            She translated: N. S. Leskov, Di khaye (The animal) (Kiev: Kultur-lige, 1929), 37 pp.; S. Vasil'chenko’s Avyatsye-krayzl (The flying club) (Kharkov-Kiev: Ukrainian State Publishers for National Minorities, 1932), 58 pp.; Leonid Savel'ev, Di nakht fun dem ratn-tsuzamenfor (The night of the Soviet conference) (Kharkov-Kiev: Ukrainian State Publishers for National Minorities, 1932), 70 pp.

Sources: Y. Nusino, in Di royte velt (Kharkov) 9 (1926); Ezra Korman, Yidishe dikhterins (Jewish women poets) (Chicago, 1928), pp. 305-9, 347-48; N. Rubinshteyn, Dos yidishe bukh in sovetn-farband 1932 (The Yiddish book in the Soviet Union, 1932) (Minsk, 1933), no. 612, see index; N. Mayzil, Dos yidishe shafn un der yidisher arbeter in sovetn-farband (Jewish creation and the Jewish worker in the Soviet Union) (New York, 1959), p. 128; Chone Shmeruk, comp., Pirsumim yehudiim babrit-hamoatsot, 1917-1961 (Jewish publications in the Soviet Union, 1917-1961) (Jerusalem, 1961), see index; information from Y. Birnboym in New York.

Khayim Leyb Fuks

[Additional information from: Chaim Beider, Leksikon fun yidishe shrayber in ratn-farband (Biographical dictionary of Yiddish writers in the Soviet Union), ed. Boris Sandler and Gennady Estraikh (New York: Congress for Jewish Culture, Inc., 2011), p. 203.]

1 comment:

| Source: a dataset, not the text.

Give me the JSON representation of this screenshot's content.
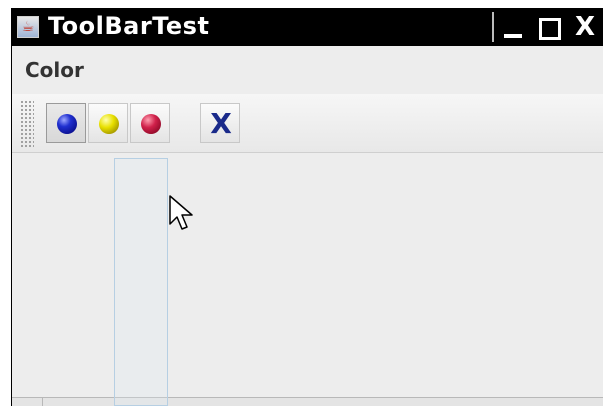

  1. DINE LIBKIS translated from Russian into Yiddish A. Yakovlev's story for children Akimke (orig.: Акимка).
    א. יאקאװלעװ; ײדיש - דינע ליבקיס
    קיעװ : קאאפעראטיװער פארלאג קולטור-ליגע
    1931.- 39 pp.
    A. Yakovlev; yidish - Dine Libkis
    KievKooperativer farlag "Kultur-Lige"